Philip Snyder is president of Snyder sel will be framed out with steamed challenges for the project to date was
Shipyard, and has worked there since frames, and plank on frames, which getting the timber, as the shape of the 1966, serving as a master shipbuilder means it will be built in the traditional bow and stern demanded some very since 1972. He notes that the new ves- 1 style. He said that one of the biggest large wood.
March, 2000 Circle 249 on Reader Service Card 51
Theodore Tug- boat, the star of a live-action animated children's television series for pre-school children, is going live at a shipyard in
Canada. A life- size replica of
Theodore Tugboat — dubbed Theodore Too! — is currently under construction at Snyder's Shipyard near Lunenburg, Nova Scotia, an area renowned for turning out wooden boat legends. Designed by Fred Allen and naval Architect Marius Lengkeek, the new vessel is scheduled to be launched in the fall.
The show — which is hosted by for- mer Mamas & the Papas' rock band frontman Denny Doherty — consists of a series of 12-minute segments and aims to deliver interesting and educational stories. Using Halifax Harbor as its model, set designer Fred Allen and cre- ator Andrew Cochran have delivered a unique educational and maritime envi- ronment that features more than 40 floating models and more than 200 indi- vidual 3-D structures.
Powered by a 400-hp Caterpillar diesel engine, Theodore will be capable of an 8.5-knot speed.

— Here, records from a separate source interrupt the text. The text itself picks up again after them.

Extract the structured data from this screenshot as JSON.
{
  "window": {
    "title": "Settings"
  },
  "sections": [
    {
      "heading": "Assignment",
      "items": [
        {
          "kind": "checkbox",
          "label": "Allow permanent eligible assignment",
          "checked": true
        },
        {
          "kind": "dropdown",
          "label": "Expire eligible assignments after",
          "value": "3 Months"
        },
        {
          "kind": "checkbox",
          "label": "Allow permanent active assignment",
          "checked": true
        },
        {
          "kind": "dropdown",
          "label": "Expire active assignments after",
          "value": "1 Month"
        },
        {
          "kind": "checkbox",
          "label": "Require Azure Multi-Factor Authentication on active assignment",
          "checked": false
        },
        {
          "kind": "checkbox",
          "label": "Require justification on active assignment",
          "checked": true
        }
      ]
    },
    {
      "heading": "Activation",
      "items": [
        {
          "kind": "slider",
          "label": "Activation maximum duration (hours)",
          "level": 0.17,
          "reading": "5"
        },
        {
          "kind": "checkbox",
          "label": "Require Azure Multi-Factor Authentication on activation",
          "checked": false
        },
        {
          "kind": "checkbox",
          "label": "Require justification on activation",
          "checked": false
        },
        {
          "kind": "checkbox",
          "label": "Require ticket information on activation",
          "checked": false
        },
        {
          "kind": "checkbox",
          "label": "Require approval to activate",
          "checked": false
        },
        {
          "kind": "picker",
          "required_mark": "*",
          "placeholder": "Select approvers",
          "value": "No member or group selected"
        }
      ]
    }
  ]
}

Constructed of a variety of woods, including spruce, oak, yellow birch, white pine and maple, the 65 ft. (19.8 m) boat will feature a mold- ed fiberglass hat, face and smokestack, as well as eyes operational via a hydraulic mechanism.